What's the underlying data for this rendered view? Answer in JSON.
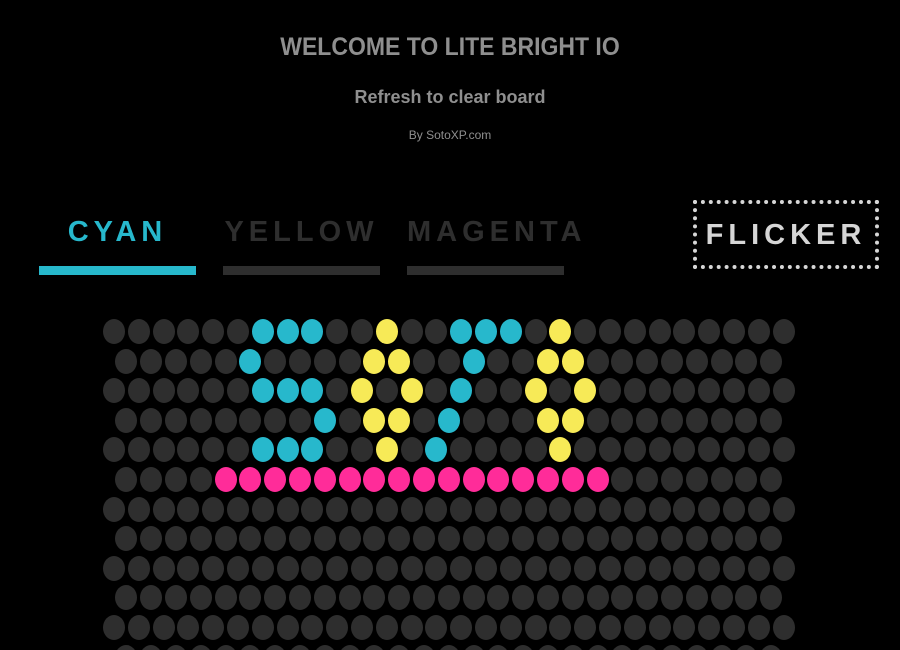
{
  "header": {
    "title": "WELCOME TO LITE BRIGHT IO",
    "subtitle": "Refresh to clear board",
    "byline": "By SotoXP.com"
  },
  "tabs": [
    {
      "label": "CYAN",
      "active": true,
      "color": "#27b8cc"
    },
    {
      "label": "YELLOW",
      "active": false,
      "color": "#f7ea57"
    },
    {
      "label": "MAGENTA",
      "active": false,
      "color": "#ff2c99"
    }
  ],
  "flicker_button": {
    "label": "FLICKER"
  },
  "colors": {
    "background": "#000000",
    "peg_off": "#2e2e2e",
    "cyan": "#27b8cc",
    "yellow": "#f7ea57",
    "magenta": "#ff2c99",
    "inactive_tab": "#2e2e2e",
    "flicker_border": "#d6d6d6"
  },
  "board": {
    "rows": [
      {
        "pegs": 28,
        "lit": {
          "6": "cyan",
          "7": "cyan",
          "8": "cyan",
          "11": "yellow",
          "14": "cyan",
          "15": "cyan",
          "16": "cyan",
          "18": "yellow"
        }
      },
      {
        "pegs": 27,
        "lit": {
          "5": "cyan",
          "10": "yellow",
          "11": "yellow",
          "14": "cyan",
          "17": "yellow",
          "18": "yellow"
        }
      },
      {
        "pegs": 28,
        "lit": {
          "6": "cyan",
          "7": "cyan",
          "8": "cyan",
          "10": "yellow",
          "12": "yellow",
          "14": "cyan",
          "17": "yellow",
          "19": "yellow"
        }
      },
      {
        "pegs": 27,
        "lit": {
          "8": "cyan",
          "10": "yellow",
          "11": "yellow",
          "13": "cyan",
          "17": "yellow",
          "18": "yellow"
        }
      },
      {
        "pegs": 28,
        "lit": {
          "6": "cyan",
          "7": "cyan",
          "8": "cyan",
          "11": "yellow",
          "13": "cyan",
          "18": "yellow"
        }
      },
      {
        "pegs": 27,
        "lit": {
          "4": "magenta",
          "5": "magenta",
          "6": "magenta",
          "7": "magenta",
          "8": "magenta",
          "9": "magenta",
          "10": "magenta",
          "11": "magenta",
          "12": "magenta",
          "13": "magenta",
          "14": "magenta",
          "15": "magenta",
          "16": "magenta",
          "17": "magenta",
          "18": "magenta",
          "19": "magenta"
        }
      },
      {
        "pegs": 28,
        "lit": {}
      },
      {
        "pegs": 27,
        "lit": {}
      },
      {
        "pegs": 28,
        "lit": {}
      },
      {
        "pegs": 27,
        "lit": {}
      },
      {
        "pegs": 28,
        "lit": {}
      },
      {
        "pegs": 27,
        "lit": {}
      }
    ]
  }
}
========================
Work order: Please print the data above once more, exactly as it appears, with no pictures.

Solution to the exercise:
What's the underlying data for this rendered view? Answer in JSON.
{
  "header": {
    "title": "WELCOME TO LITE BRIGHT IO",
    "subtitle": "Refresh to clear board",
    "byline": "By SotoXP.com"
  },
  "tabs": [
    {
      "label": "CYAN",
      "active": true,
      "color": "#27b8cc"
    },
    {
      "label": "YELLOW",
      "active": false,
      "color": "#f7ea57"
    },
    {
      "label": "MAGENTA",
      "active": false,
      "color": "#ff2c99"
    }
  ],
  "flicker_button": {
    "label": "FLICKER"
  },
  "colors": {
    "background": "#000000",
    "peg_off": "#2e2e2e",
    "cyan": "#27b8cc",
    "yellow": "#f7ea57",
    "magenta": "#ff2c99",
    "inactive_tab": "#2e2e2e",
    "flicker_border": "#d6d6d6"
  },
  "board": {
    "rows": [
      {
        "pegs": 28,
        "lit": {
          "6": "cyan",
          "7": "cyan",
          "8": "cyan",
          "11": "yellow",
          "14": "cyan",
          "15": "cyan",
          "16": "cyan",
          "18": "yellow"
        }
      },
      {
        "pegs": 27,
        "lit": {
          "5": "cyan",
          "10": "yellow",
          "11": "yellow",
          "14": "cyan",
          "17": "yellow",
          "18": "yellow"
        }
      },
      {
        "pegs": 28,
        "lit": {
          "6": "cyan",
          "7": "cyan",
          "8": "cyan",
          "10": "yellow",
          "12": "yellow",
          "14": "cyan",
          "17": "yellow",
          "19": "yellow"
        }
      },
      {
        "pegs": 27,
        "lit": {
          "8": "cyan",
          "10": "yellow",
          "11": "yellow",
          "13": "cyan",
          "17": "yellow",
          "18": "yellow"
        }
      },
      {
        "pegs": 28,
        "lit": {
          "6": "cyan",
          "7": "cyan",
          "8": "cyan",
          "11": "yellow",
          "13": "cyan",
          "18": "yellow"
        }
      },
      {
        "pegs": 27,
        "lit": {
          "4": "magenta",
          "5": "magenta",
          "6": "magenta",
          "7": "magenta",
          "8": "magenta",
          "9": "magenta",
          "10": "magenta",
          "11": "magenta",
          "12": "magenta",
          "13": "magenta",
          "14": "magenta",
          "15": "magenta",
          "16": "magenta",
          "17": "magenta",
          "18": "magenta",
          "19": "magenta"
        }
      },
      {
        "pegs": 28,
        "lit": {}
      },
      {
        "pegs": 27,
        "lit": {}
      },
      {
        "pegs": 28,
        "lit": {}
      },
      {
        "pegs": 27,
        "lit": {}
      },
      {
        "pegs": 28,
        "lit": {}
      },
      {
        "pegs": 27,
        "lit": {}
      }
    ]
  }
}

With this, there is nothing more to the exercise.